>repository, and treat it as part of backports. This should not impose
>new workload on the backports ftp-masters, so this needs people who
>volunteer to do the extra work. It should, however, be not too much of
>workload anyway, as the number of packages qualifying for volatile is
>quite limited. (I do volunteer for the backports team, not only for my
>own proposal, but also in general.)
>This implies that new binary uploads to volatile have to undergo the
>same NEW queue as backports.
>volatile repositories for other distributions
>You guessed it: Same as for backports, but in green ;).
>Apart from the new section in the repository, care needs to be taken to
>ensure removal from volatile if a package moves to -backports again.
>mechanisms used for decrufting experimental might apply.
>Implications for the situation at hand (gitlab)
>As there were quite a few concerns raised (some of which I share, and
>some I don’t): Of course, if a software intended for volatile has a ton
>of dependencies (intended to go into backports), all backports rules
>powers of the ftp-masters apply. Repeating myself: volatile is not
>to ease the life of maintainers.
>I ask the community, the backports team and the release team for their
>Cheers, ha det bra,
Thanks for the detailed proposal. Some changes suggested already could be incorporated.
Just a note about it being an extension of backports. I will take example of gitlab here.

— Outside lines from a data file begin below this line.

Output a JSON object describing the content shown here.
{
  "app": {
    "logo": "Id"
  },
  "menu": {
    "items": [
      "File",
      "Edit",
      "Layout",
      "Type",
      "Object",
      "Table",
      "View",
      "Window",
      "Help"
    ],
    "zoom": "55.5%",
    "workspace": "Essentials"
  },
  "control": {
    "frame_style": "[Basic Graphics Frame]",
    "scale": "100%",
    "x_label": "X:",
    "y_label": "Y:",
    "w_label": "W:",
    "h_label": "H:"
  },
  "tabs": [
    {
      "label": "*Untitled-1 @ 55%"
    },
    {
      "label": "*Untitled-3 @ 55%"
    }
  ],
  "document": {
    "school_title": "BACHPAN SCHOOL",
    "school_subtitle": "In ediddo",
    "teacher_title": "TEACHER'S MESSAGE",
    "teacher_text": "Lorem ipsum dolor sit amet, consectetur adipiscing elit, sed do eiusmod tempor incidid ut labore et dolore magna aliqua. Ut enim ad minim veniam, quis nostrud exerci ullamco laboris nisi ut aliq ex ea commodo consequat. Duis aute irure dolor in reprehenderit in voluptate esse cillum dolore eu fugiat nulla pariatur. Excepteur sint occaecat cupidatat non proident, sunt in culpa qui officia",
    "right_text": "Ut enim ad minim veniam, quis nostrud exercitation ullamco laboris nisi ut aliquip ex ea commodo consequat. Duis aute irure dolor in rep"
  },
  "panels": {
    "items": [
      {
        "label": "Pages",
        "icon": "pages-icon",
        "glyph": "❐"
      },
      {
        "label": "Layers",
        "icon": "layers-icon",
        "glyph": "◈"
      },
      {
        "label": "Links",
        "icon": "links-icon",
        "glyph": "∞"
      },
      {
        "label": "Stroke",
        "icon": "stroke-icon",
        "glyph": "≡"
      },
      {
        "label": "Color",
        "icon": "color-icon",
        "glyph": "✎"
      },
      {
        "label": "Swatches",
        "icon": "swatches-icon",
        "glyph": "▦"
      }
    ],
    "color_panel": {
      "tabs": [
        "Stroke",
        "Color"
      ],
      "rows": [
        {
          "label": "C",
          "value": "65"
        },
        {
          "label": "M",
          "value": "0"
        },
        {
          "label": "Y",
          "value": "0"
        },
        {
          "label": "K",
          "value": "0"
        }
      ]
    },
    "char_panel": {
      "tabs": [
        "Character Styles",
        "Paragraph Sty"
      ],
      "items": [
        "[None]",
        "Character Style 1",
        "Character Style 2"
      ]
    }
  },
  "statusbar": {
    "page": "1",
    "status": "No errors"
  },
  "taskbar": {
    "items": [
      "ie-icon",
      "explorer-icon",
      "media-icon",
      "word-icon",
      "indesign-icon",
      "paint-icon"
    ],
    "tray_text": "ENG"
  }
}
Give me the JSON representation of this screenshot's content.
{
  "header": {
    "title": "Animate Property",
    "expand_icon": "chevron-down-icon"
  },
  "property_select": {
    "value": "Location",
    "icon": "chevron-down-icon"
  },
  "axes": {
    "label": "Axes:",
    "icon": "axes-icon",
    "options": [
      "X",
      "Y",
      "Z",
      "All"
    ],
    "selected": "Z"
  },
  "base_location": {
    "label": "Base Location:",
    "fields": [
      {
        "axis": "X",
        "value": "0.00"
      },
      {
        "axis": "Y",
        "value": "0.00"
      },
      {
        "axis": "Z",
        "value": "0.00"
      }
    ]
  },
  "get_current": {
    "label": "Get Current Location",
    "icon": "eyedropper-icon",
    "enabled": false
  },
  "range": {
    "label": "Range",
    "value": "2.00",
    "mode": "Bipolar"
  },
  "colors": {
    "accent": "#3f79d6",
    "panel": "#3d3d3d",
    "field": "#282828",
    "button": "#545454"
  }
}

rails (its previous uploader moved on to other stuff and we took a large portion of work required for rails 5 transition), rollup (28 reverse build deps), webpack (38 reverse dependencies), gulp (15 reverse build deps), grunt (25 reverse build deps), babel (32 reverse dependencies), npm (it was not updated for over 3 years), npm2deb (tool to create new node packages) to name a few. And the other libraries we keep up-to-date because we also need it for gitlab. Also the number of new contributors we bring to Debian because the work is large. If you are excluding these from properly maintained in normal release cycle and instead embed them inside gitlab, it will be a big loss to Debian as a whole as these packages are core components that many other packages depend on.
I was under the impression that as long as there are people willing to do the work and it meets dfsg, it can be part of Debian. It seems quite a lot of people prefer to keep these outside Debian as a solution.
Can't new volunteers to -backports team solve the extra burden problem? Dominik and I volunteered already.
If it has to be completely separate from -backports, it means some packages will need to be maintained twice, even when they meet the criteria for backports fully, just because a package in volatile declare a dependency on them.
Sent from my Android device with K-9 Mail. Please excuse my brevity.